James Golick makes a point which lot of people miss. He doesnâ€™t believe auto-sharding features NoSQL provides is ready for full auto-pilot yet, and that good developers have to think about sharding as part of design architecture, regardless of what datastore you pick.
If you take at face value the marketing materials of many NoSQL database vendors, you'd think that with a horizontally scalable data store, operations engineering simply isn't necessary. Recent high profile outages suggest otherwise.
MongoDB, Redis-cluster (if and when it ships), Cassandra, Riak, Voldemort, and friends are tools that may be able to help you scale your data storage to varying degrees. Compared to sharding a relational database by hand, using a partitioned data store may even reduce operations costs at scale. But fundamentally, no software can use system resources that aren't there.

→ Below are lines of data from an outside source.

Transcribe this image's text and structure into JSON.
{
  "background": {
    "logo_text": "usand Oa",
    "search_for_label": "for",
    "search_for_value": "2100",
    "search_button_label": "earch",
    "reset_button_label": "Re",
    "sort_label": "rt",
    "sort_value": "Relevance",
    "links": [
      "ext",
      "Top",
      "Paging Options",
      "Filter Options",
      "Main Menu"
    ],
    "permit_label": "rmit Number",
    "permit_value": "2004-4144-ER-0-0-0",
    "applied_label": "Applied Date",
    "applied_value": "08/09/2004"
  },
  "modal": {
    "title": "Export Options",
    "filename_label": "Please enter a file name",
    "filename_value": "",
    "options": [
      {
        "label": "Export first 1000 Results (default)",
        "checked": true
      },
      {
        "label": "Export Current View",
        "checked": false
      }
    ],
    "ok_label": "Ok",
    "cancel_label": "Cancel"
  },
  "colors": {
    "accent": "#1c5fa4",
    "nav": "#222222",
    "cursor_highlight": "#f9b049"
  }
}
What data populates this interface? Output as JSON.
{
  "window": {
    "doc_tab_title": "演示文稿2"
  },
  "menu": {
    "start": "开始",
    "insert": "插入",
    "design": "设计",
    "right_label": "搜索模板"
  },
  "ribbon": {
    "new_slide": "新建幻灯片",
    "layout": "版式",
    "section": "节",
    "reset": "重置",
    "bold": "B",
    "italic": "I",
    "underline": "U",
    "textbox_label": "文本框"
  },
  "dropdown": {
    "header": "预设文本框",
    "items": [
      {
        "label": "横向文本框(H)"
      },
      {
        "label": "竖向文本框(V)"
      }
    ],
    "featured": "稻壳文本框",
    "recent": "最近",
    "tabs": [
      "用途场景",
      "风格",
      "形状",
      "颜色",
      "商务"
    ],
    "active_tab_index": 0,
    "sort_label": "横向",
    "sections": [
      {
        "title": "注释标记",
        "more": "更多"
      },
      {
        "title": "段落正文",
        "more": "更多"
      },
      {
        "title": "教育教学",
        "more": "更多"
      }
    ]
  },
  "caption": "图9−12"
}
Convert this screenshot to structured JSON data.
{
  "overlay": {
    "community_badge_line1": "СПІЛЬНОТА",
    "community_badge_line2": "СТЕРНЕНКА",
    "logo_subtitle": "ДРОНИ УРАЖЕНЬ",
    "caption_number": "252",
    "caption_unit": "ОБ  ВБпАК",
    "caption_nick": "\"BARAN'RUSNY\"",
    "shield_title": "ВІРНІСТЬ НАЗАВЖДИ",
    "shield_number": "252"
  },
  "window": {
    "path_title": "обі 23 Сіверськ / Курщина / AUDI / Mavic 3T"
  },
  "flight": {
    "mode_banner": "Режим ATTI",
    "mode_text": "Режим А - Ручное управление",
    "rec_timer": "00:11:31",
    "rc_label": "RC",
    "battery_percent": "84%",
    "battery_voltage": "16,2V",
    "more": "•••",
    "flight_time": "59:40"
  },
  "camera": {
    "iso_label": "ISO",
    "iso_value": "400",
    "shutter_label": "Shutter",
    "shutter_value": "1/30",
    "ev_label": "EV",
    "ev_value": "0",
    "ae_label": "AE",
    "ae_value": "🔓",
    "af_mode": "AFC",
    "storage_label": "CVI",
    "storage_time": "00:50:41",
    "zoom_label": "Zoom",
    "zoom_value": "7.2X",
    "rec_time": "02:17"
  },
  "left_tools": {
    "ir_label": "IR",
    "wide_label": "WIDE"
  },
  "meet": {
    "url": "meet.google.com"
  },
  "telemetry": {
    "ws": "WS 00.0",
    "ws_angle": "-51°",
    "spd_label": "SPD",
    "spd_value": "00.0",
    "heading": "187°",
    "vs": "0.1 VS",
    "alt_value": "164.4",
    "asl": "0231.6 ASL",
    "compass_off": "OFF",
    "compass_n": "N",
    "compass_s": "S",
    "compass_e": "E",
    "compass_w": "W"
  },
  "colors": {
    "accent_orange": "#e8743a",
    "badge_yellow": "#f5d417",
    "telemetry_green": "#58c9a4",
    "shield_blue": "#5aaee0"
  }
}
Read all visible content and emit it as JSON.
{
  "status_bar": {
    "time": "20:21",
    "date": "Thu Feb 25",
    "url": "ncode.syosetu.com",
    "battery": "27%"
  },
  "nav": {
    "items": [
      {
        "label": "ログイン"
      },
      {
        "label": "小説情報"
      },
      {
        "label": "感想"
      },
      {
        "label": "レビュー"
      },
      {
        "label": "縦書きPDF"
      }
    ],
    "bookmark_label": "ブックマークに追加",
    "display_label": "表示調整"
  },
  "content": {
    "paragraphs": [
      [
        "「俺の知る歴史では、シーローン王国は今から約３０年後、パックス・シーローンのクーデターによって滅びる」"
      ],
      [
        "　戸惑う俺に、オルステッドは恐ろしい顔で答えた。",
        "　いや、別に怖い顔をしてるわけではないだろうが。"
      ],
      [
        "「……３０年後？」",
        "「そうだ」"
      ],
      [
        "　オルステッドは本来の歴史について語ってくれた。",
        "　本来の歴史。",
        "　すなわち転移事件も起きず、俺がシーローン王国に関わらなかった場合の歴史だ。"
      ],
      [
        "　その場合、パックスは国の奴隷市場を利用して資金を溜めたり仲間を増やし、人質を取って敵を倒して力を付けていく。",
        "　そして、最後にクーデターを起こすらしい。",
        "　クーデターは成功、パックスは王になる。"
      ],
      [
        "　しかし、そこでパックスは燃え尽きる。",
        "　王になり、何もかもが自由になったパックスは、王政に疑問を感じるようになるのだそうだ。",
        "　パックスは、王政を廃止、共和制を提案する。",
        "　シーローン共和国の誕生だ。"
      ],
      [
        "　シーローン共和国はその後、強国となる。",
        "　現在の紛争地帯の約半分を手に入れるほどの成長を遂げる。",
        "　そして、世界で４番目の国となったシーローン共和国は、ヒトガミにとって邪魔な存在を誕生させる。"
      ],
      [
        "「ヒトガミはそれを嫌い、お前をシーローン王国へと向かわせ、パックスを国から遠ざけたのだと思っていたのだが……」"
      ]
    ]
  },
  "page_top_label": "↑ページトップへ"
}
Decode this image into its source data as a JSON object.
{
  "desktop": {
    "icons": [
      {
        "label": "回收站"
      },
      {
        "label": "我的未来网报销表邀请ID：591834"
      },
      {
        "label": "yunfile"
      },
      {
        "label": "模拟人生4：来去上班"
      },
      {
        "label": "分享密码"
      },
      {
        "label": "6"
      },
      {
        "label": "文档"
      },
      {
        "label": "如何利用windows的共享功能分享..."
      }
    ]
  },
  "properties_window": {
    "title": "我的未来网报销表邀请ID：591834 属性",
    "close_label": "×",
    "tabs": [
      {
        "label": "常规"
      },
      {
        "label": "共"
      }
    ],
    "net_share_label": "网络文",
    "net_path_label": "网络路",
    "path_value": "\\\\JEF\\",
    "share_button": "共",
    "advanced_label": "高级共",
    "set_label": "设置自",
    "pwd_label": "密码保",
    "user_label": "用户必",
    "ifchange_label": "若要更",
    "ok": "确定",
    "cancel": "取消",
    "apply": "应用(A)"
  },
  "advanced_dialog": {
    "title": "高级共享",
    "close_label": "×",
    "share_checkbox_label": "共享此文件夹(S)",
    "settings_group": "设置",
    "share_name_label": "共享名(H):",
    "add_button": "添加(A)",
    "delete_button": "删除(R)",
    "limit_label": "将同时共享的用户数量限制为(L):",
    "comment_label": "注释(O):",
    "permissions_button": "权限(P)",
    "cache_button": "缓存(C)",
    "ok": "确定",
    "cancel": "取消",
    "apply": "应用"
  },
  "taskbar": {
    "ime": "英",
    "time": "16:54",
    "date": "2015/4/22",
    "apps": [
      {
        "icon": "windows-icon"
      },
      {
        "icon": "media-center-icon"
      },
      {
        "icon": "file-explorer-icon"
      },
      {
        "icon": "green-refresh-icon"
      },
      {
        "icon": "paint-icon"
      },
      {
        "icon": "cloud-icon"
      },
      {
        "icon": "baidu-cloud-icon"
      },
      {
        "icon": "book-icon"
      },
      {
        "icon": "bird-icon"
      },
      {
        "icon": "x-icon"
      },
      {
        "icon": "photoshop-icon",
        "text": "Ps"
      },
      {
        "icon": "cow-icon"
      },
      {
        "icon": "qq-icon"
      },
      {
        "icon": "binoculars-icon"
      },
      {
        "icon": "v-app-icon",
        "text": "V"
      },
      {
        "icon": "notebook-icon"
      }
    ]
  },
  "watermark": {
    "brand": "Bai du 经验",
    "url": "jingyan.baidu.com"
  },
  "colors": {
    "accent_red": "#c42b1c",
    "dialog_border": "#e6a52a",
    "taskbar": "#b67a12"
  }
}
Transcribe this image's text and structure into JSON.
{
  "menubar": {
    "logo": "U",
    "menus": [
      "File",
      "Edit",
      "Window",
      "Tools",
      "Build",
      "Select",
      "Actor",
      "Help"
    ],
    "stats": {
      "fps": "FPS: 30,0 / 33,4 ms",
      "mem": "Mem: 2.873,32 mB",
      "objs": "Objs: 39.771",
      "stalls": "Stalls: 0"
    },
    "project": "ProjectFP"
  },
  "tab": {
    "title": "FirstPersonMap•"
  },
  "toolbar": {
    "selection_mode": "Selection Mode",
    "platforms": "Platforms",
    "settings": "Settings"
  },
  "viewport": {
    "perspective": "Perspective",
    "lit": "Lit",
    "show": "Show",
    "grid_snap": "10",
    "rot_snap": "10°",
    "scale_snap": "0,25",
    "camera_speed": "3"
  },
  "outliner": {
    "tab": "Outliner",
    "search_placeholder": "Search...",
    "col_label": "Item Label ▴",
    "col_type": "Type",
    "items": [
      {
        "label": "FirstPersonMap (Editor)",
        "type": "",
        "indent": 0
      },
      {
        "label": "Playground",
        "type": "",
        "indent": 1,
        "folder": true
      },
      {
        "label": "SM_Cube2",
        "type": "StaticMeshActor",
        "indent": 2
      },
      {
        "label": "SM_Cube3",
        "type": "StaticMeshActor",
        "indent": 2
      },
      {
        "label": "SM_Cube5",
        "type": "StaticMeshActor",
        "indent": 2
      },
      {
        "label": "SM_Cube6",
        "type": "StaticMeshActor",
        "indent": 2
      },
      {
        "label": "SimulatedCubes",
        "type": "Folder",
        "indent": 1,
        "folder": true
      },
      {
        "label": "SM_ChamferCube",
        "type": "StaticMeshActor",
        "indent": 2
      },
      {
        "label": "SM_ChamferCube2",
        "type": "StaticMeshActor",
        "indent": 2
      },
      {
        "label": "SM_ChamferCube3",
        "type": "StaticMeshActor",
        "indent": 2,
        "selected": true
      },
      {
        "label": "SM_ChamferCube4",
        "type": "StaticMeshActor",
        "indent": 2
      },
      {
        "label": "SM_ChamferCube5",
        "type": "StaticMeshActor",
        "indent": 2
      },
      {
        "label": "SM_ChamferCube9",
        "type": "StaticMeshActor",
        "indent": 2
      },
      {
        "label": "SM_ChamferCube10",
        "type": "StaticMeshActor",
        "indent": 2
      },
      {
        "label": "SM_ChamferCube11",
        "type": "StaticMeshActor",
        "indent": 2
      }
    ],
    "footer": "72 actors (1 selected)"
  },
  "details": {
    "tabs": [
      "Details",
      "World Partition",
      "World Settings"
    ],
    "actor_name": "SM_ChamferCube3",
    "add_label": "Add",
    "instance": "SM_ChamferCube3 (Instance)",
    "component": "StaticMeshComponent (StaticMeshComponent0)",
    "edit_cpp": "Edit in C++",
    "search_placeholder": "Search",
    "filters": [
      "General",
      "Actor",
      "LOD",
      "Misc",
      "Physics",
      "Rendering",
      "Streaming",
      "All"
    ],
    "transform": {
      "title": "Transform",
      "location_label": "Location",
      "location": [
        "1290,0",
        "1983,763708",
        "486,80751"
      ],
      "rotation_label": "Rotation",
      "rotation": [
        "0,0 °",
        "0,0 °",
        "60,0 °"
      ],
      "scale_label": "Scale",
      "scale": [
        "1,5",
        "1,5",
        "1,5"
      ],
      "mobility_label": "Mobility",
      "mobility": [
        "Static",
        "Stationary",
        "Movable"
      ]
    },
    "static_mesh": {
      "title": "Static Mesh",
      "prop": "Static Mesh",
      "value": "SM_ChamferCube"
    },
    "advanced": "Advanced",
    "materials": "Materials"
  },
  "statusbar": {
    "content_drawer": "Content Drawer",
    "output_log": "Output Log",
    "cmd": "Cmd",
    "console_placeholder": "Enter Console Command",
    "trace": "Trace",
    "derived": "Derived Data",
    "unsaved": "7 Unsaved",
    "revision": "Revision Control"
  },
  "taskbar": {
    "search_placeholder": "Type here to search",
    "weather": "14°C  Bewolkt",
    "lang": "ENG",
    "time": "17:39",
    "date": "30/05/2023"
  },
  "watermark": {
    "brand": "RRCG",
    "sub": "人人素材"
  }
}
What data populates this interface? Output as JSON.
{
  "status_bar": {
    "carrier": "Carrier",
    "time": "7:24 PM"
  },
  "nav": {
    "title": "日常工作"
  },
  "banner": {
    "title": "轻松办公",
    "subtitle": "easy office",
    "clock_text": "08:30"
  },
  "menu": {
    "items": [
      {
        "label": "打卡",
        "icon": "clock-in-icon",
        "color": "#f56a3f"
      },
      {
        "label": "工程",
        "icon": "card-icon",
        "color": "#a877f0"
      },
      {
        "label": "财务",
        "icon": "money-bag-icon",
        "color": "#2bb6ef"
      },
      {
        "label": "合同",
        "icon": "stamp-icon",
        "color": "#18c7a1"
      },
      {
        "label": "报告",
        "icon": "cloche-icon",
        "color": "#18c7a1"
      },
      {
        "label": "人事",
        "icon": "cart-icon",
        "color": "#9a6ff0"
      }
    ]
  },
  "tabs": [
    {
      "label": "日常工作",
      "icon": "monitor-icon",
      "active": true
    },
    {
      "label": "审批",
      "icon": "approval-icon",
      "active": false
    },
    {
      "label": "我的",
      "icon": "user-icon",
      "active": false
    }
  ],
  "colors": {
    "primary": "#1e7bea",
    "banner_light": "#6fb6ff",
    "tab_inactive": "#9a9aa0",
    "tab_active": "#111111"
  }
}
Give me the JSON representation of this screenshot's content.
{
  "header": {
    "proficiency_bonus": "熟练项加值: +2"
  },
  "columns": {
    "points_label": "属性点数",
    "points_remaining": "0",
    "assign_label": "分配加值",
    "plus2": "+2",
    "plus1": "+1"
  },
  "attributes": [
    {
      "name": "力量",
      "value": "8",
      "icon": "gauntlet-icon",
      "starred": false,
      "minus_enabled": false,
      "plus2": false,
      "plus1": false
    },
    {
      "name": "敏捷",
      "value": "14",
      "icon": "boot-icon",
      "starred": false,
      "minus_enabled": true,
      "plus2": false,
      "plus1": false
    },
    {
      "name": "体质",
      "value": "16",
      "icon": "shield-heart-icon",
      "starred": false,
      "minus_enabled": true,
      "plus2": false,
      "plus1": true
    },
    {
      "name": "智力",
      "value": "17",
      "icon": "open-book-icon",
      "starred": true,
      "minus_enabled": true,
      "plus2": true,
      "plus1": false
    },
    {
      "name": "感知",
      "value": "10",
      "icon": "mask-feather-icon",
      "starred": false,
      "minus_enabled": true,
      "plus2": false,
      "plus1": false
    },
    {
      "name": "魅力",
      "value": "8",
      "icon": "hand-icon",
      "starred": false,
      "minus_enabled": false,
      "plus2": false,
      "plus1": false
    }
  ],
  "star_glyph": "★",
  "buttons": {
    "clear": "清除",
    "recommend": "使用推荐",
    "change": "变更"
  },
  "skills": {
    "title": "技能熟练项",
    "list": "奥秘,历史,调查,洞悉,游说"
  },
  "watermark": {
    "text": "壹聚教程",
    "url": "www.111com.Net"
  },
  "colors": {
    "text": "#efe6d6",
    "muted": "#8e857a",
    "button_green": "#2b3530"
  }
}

At the very least one has to understand how auto sharding in a NoSQL works, how easy is it to setup, maintain, backup and restore. â€œRebalancingâ€ can be an expensive operation, and if shards are separated by distance or high latency, some designs might be better than others.